3. Promote Renewable Energy Production and Transmission on Public Lands and Offshore Waters
Despite abundant wind and solar resources, cumbersome bureaucracy and a lack of transmission capacity have both limited renewable generation development on public and Tribal lands. The next Secretary should direct BLM and BOEM to hasten the clean energy transition by making permitting a priority at its state and field offices, improving the departments’ capacity to review renewable and transmission permits, updating Resource Management Plans across the board to make more areas available for renewables development, and providing technical assistance to Tribes looking to boost renewable energy production on their lands. The Interior Department should also partner with the Department of Energy (DOE) Power Marketing Administrations to utilize borrowing and contracting authority in the deployment of energy generation and transmission. Further, the exercise of these enhanced permitting powers should be undertaken in full collaboration with tribal communities and local stakeholders, and in recognition of historic environmental injustice in siting and approval.
4. Confronting Methane Pollution and Legacy Contamination on Public Lands
Following the Trump administration’s failed attempt to roll back the Methane Waste Prevention Rule, BLM should strengthen standards requiring oil and gas companies to find and stop methane venting, flaring and leaking in production and pipelines on public lands. The Secretary should also boost efforts to plug abandoned “orphan” oil and gas wells that leak methane at alarming rates. BLM can identify incentives for current operators to address nearby orphan sites, provide guidance to field staff plugging wells, and coordinate with the Office of Surface Mining Reclamation and Enforcement to increase reclamation of abandoned coal mines. The Secretary can also strengthen bonding requirements to ensure that fossil fuel extractors set aside the funds necessary to plug their disused wells.
5. Managing Water Resources Amidst Accelerating Climate Change

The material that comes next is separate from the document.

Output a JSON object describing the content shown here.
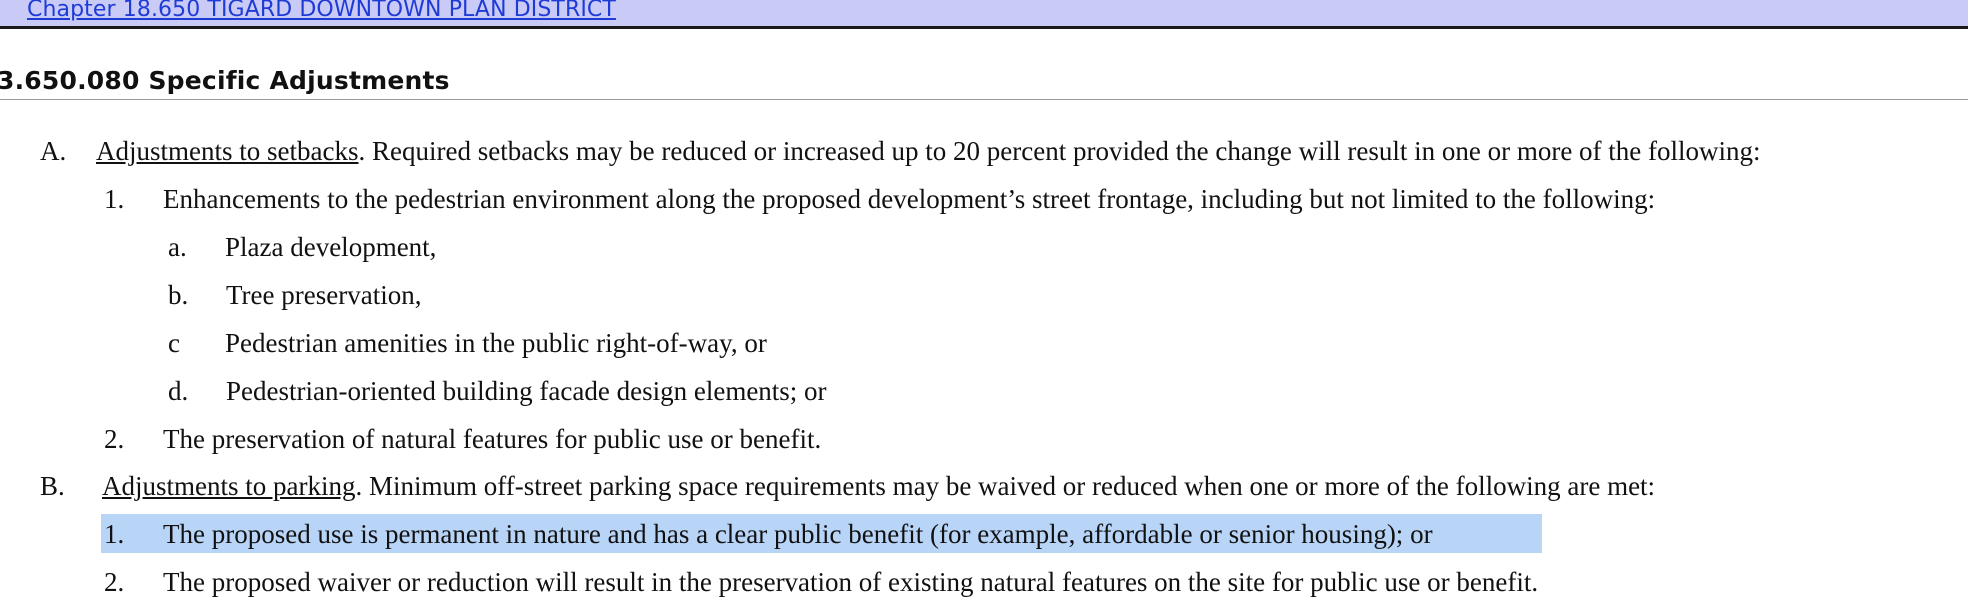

A clean, safe and reliable water supply is a vital lifeline for all American ecosystems, communities, and economic welfare. Amidst the stressors and damage to water supplies from accelerating impacts of climate change, every aspect of America’s water infrastructure is in need of greater federal investment. The Biden-Harris Administration must work with Congress to increase funding for water resource management in programs at the Department of Interior’s Bureau of Reclamation that help secure drought-resistant water supplies. The Department of Interior should prioritize support for locally-driven partnerships and strategies, like the Yakima Basin Integrated Plan, in Washington. It should further emphasize collaborative interagency work on resilience to droughts and flooding, and to sustainable watershed management. These efforts should include the National Drought Resilience Partnership and National Integrated Drought Information System (NIDIS), where Interior is working closely and effectively with sister agencies including USDA, NOAA, and others. These programs can advance water use efficiency, aquifer recharging, water reuse, community response and recovery, and coordination of the federal response. Under the leadership of the new secretary, the Department of Interior must lead in restoring stewardship of America’s precious and life-giving water resources as a guiding national priority for climate and economic stewardship.